What is life like as a freelancer? In this video, Cory Lebson talks about where you can expect to find flexibility and control how you may need to adapt to client needs.
- As an employee, you may go to the office day in and day out, although you can work from home occasionally. You work during hours that they set and requirements that they provide. You have some autonomy, but not as much as you'd like. You dream of a better day, a day when you can really control everything. You can sleep in when you want, take off when you want, choose your clients and the work that you do, and make more money while you do it all. Sounds pretty awesome, right? Before I say anything else, I'll reiterate that I love being a freelancer.
It's all I've been doing for a long time, and I'd love to keep doing it for as long as I can. But that said, while it's often easy to see the upsides of a freelance lifestyle, understand that being a freelancer comes with some potential drawbacks. So keep your eyes open and consider what you're likely to encounter. Yes, you may get autonomy, but you also need to meet client demands if you want to keep that client. Although clients will generally understand that you're not beholden to them, they also still need to get their business done, so they might need you in person at a meeting early in the morning.
They might need you to spend some time working on-site with their designers on their schedule. You can certainly and gently negotiate these aspects and keep them aware that you have other demands on your time, but you do want to make them happy and keep them as a client. Your home office can be anything you need it to be, but you need to spend money to really make it your own and customize it. You need to pay to have computer equipment and software, as it's very likely that nobody else is covering those expenses. I find that I have crazy weeks, where things are moving so fast I can't even stop and think, much less work on other business development.
These weeks are great, they're exciting, but without business development time, my ongoing concern is that when this heavy-duty effort ends, there'll be no other work in the pipeline. There are some weeks when I'm working exclusively at home. Maybe I have lots of work with minimal interaction or maybe I just don't have that much work. Sure, I can use a little bit of extra time to run a few extra miles on the trail near my house or just take care of households things I never got to do in the crazy weeks, but again, I also know that it's critical that I spend time on business development.

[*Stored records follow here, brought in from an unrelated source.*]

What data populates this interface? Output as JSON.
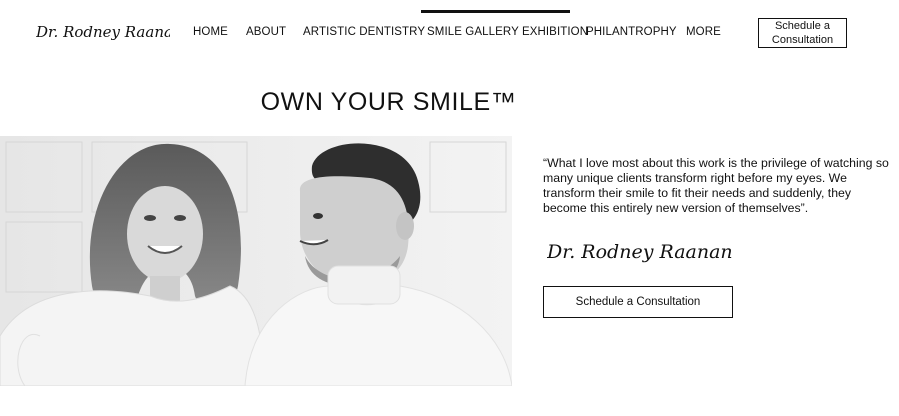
{
  "brand": {
    "logo_text": "Dr. Rodney Raanan"
  },
  "nav": {
    "items": [
      {
        "label": "HOME"
      },
      {
        "label": "ABOUT"
      },
      {
        "label": "ARTISTIC DENTISTRY"
      },
      {
        "label": "SMILE GALLERY EXHIBITION",
        "active": true
      },
      {
        "label": "PHILANTROPHY"
      },
      {
        "label": "MORE"
      }
    ],
    "cta_label": "Schedule a Consultation"
  },
  "hero": {
    "headline": "OWN YOUR SMILE™",
    "quote": "“What I love most about this work is the privilege of watching so many unique clients transform right before my eyes. We transform their smile to fit their needs and suddenly, they become this entirely new version of themselves”.",
    "signature_text": "Dr. Rodney Raanan",
    "cta_label": "Schedule a Consultation"
  },
  "colors": {
    "text": "#111111",
    "background": "#ffffff",
    "photo_bg": "#e9e9e9"
  }
}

If I don't, my future work disappears. We'll talk more about business development when we talk about UX branding and networking for career success. I also want to point out that no matter what, no matter how you end up framing your life, setting client expectations appropriately is one of the most critical things you can do for maintaining client goodwill. Figure out what your capabilities are, tell your clients honestly, and once established, stick to your commitments.

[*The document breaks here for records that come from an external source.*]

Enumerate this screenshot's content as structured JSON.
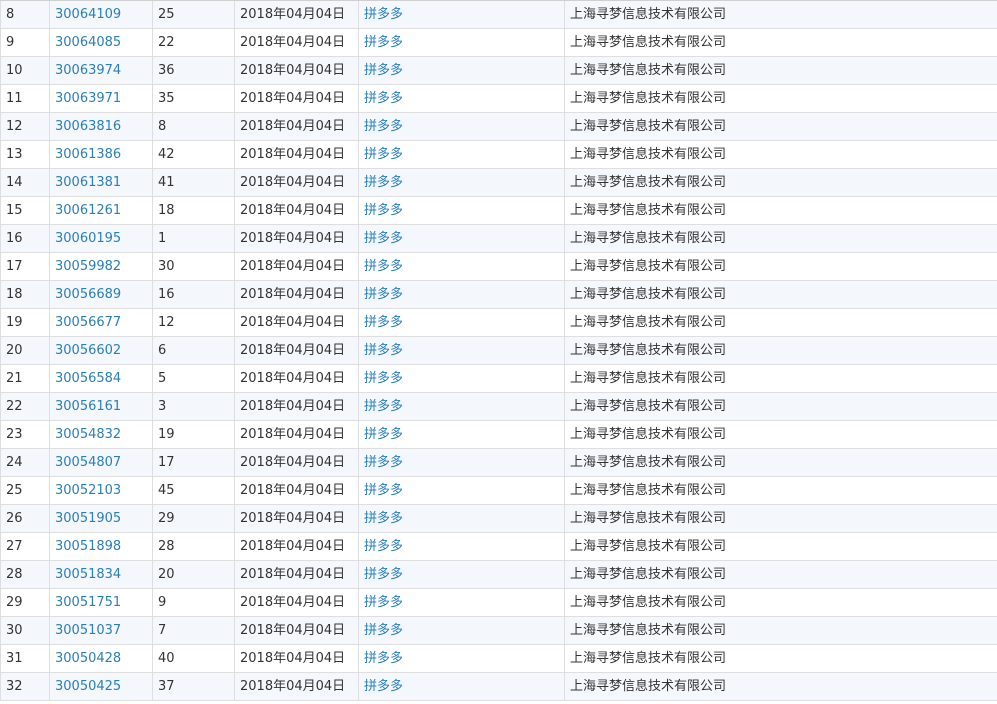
{
  "table": {
    "rows": [
      {
        "index": "8",
        "reg_no": "30064109",
        "class": "25",
        "date": "2018年04月04日",
        "name": "拼多多",
        "applicant": "上海寻梦信息技术有限公司"
      },
      {
        "index": "9",
        "reg_no": "30064085",
        "class": "22",
        "date": "2018年04月04日",
        "name": "拼多多",
        "applicant": "上海寻梦信息技术有限公司"
      },
      {
        "index": "10",
        "reg_no": "30063974",
        "class": "36",
        "date": "2018年04月04日",
        "name": "拼多多",
        "applicant": "上海寻梦信息技术有限公司"
      },
      {
        "index": "11",
        "reg_no": "30063971",
        "class": "35",
        "date": "2018年04月04日",
        "name": "拼多多",
        "applicant": "上海寻梦信息技术有限公司"
      },
      {
        "index": "12",
        "reg_no": "30063816",
        "class": "8",
        "date": "2018年04月04日",
        "name": "拼多多",
        "applicant": "上海寻梦信息技术有限公司"
      },
      {
        "index": "13",
        "reg_no": "30061386",
        "class": "42",
        "date": "2018年04月04日",
        "name": "拼多多",
        "applicant": "上海寻梦信息技术有限公司"
      },
      {
        "index": "14",
        "reg_no": "30061381",
        "class": "41",
        "date": "2018年04月04日",
        "name": "拼多多",
        "applicant": "上海寻梦信息技术有限公司"
      },
      {
        "index": "15",
        "reg_no": "30061261",
        "class": "18",
        "date": "2018年04月04日",
        "name": "拼多多",
        "applicant": "上海寻梦信息技术有限公司"
      },
      {
        "index": "16",
        "reg_no": "30060195",
        "class": "1",
        "date": "2018年04月04日",
        "name": "拼多多",
        "applicant": "上海寻梦信息技术有限公司"
      },
      {
        "index": "17",
        "reg_no": "30059982",
        "class": "30",
        "date": "2018年04月04日",
        "name": "拼多多",
        "applicant": "上海寻梦信息技术有限公司"
      },
      {
        "index": "18",
        "reg_no": "30056689",
        "class": "16",
        "date": "2018年04月04日",
        "name": "拼多多",
        "applicant": "上海寻梦信息技术有限公司"
      },
      {
        "index": "19",
        "reg_no": "30056677",
        "class": "12",
        "date": "2018年04月04日",
        "name": "拼多多",
        "applicant": "上海寻梦信息技术有限公司"
      },
      {
        "index": "20",
        "reg_no": "30056602",
        "class": "6",
        "date": "2018年04月04日",
        "name": "拼多多",
        "applicant": "上海寻梦信息技术有限公司"
      },
      {
        "index": "21",
        "reg_no": "30056584",
        "class": "5",
        "date": "2018年04月04日",
        "name": "拼多多",
        "applicant": "上海寻梦信息技术有限公司"
      },
      {
        "index": "22",
        "reg_no": "30056161",
        "class": "3",
        "date": "2018年04月04日",
        "name": "拼多多",
        "applicant": "上海寻梦信息技术有限公司"
      },
      {
        "index": "23",
        "reg_no": "30054832",
        "class": "19",
        "date": "2018年04月04日",
        "name": "拼多多",
        "applicant": "上海寻梦信息技术有限公司"
      },
      {
        "index": "24",
        "reg_no": "30054807",
        "class": "17",
        "date": "2018年04月04日",
        "name": "拼多多",
        "applicant": "上海寻梦信息技术有限公司"
      },
      {
        "index": "25",
        "reg_no": "30052103",
        "class": "45",
        "date": "2018年04月04日",
        "name": "拼多多",
        "applicant": "上海寻梦信息技术有限公司"
      },
      {
        "index": "26",
        "reg_no": "30051905",
        "class": "29",
        "date": "2018年04月04日",
        "name": "拼多多",
        "applicant": "上海寻梦信息技术有限公司"
      },
      {
        "index": "27",
        "reg_no": "30051898",
        "class": "28",
        "date": "2018年04月04日",
        "name": "拼多多",
        "applicant": "上海寻梦信息技术有限公司"
      },
      {
        "index": "28",
        "reg_no": "30051834",
        "class": "20",
        "date": "2018年04月04日",
        "name": "拼多多",
        "applicant": "上海寻梦信息技术有限公司"
      },
      {
        "index": "29",
        "reg_no": "30051751",
        "class": "9",
        "date": "2018年04月04日",
        "name": "拼多多",
        "applicant": "上海寻梦信息技术有限公司"
      },
      {
        "index": "30",
        "reg_no": "30051037",
        "class": "7",
        "date": "2018年04月04日",
        "name": "拼多多",
        "applicant": "上海寻梦信息技术有限公司"
      },
      {
        "index": "31",
        "reg_no": "30050428",
        "class": "40",
        "date": "2018年04月04日",
        "name": "拼多多",
        "applicant": "上海寻梦信息技术有限公司"
      },
      {
        "index": "32",
        "reg_no": "30050425",
        "class": "37",
        "date": "2018年04月04日",
        "name": "拼多多",
        "applicant": "上海寻梦信息技术有限公司"
      }
    ]
  },
  "colors": {
    "link": "#2a7fb8",
    "text": "#333333",
    "row_alt_bg": "#f4f7fb",
    "border": "#dedede"
  }
}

- Traits of successful freelancers
- Specializing as a freelancer
- Transitioning to freelance work
- Searching for your first freelance gig
- Starting as a UX freelancer when you're just out of college
- Finding out what life is like as a freelancer
- UX branding and networking for success
- Advertising your services
- Learning what companies are looking for in a UX freelancer